Chronic Disease Self-Management in Supportive Housing

The Stanford University evidence-based chronic disease self-management program (CDSMP) has demonstrated results for people suffering from a range of issues including asthma, diabetes, and heart disease, each of which impacts Health Share members disproportionately. This program provides adults with education and tools they need to help them cope with their chronic diseases. For example, the program promotes benefits of good nutrition and physical activity as well as helping participants manage stress and communicate more

Implementing CDSMP in partnership with housing providers is an innovation that has yet to be tested in our region, possibly due to lack of health and housing partnerships and lack of resources to train staff and peers. When Health Share conducted assessment surveys among residents in affordable housing sites where acute health service usage is high, we noted that many residents requested more on-site services and demonstrated a willingness to attend groups like CDSMP. We also learned from housing providers who provide care to high utilizers of health care services that they want to be able to provide services onsite but lack the knowhow to do it. For example, one housing provider has observed a more than 50% prevalence rate of diabetes at one of their affordable housing sites and that their resident services staff often responds to health care needs that would have been better addressed before the issue became an emergency.

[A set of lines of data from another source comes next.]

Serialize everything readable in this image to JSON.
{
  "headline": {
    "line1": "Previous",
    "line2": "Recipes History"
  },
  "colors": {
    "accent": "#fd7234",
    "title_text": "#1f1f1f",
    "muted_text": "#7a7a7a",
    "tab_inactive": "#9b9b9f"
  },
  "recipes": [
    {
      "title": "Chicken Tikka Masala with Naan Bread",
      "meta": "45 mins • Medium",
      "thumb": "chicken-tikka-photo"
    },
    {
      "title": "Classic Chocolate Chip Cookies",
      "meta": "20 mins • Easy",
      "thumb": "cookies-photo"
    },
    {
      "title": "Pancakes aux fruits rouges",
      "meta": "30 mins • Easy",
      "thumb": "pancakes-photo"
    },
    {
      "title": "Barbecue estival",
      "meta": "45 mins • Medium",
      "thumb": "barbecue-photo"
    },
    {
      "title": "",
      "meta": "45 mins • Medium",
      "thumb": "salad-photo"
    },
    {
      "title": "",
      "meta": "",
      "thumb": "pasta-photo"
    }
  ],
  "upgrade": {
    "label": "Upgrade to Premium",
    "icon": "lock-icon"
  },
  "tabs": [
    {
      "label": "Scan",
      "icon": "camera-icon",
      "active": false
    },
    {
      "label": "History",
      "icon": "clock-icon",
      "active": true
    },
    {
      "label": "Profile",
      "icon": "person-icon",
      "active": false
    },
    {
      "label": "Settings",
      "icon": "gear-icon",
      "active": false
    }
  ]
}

This project is a collaboration involving Clackamas County Health Housing and Humans Services’ (H3S) Housing Authority (HACC), Public Health and Social Services Divisions (CCSS). The goals of the project are built around the Triple Aim: to reduce health care costs, to improve individual health for better health outcomes, and to increase the mental and physical fitness for Health Share members with chronic illness living in public housing to improve population health. Currently, the Housing Authority of Clackamas County manages four public housing communities in addition to a number of scattered sites.

Within the four community sites, Health Share members comprise roughly 75% of total residents. Data collected from claims during the period of 9/1/2012 through 8/31/2013 shows that these members have significantly higher rates of chronic disease and are twice as likely to use the emergency department as Health Share members not living in public housing.

The project will include three targeted interventions:

  • A Clackamas County Public Health Nurse will be on site at each community public housing site one day per week for week to work with individuals to teach them:
    • Chronic disease management skills
    • Care coordination skills for themselves and their family members
    • Community resources available to assist residents and their families
    • The value of making a strong connection to a “health home” for care management and coordination, and to use in lieu of emergency services when appropriate
  • Social Services will provide nine hours of the curriculum Living Well with Chronic Conditions (LWCC) at each of the four public housing sites

Funders: State Transformation Fund Grant

A Public Health Nurse is working closely with four housing sites to improve residents’ chronic disease self-management. The nurse has worked with 123 residents on a variety of interventions. “Living Well with Chronic Conditions” classes are also being offered to residents and residents are identifying community space improvements to encourage healthy activities.

Contact Information: Clackamas County – Cathy Perry,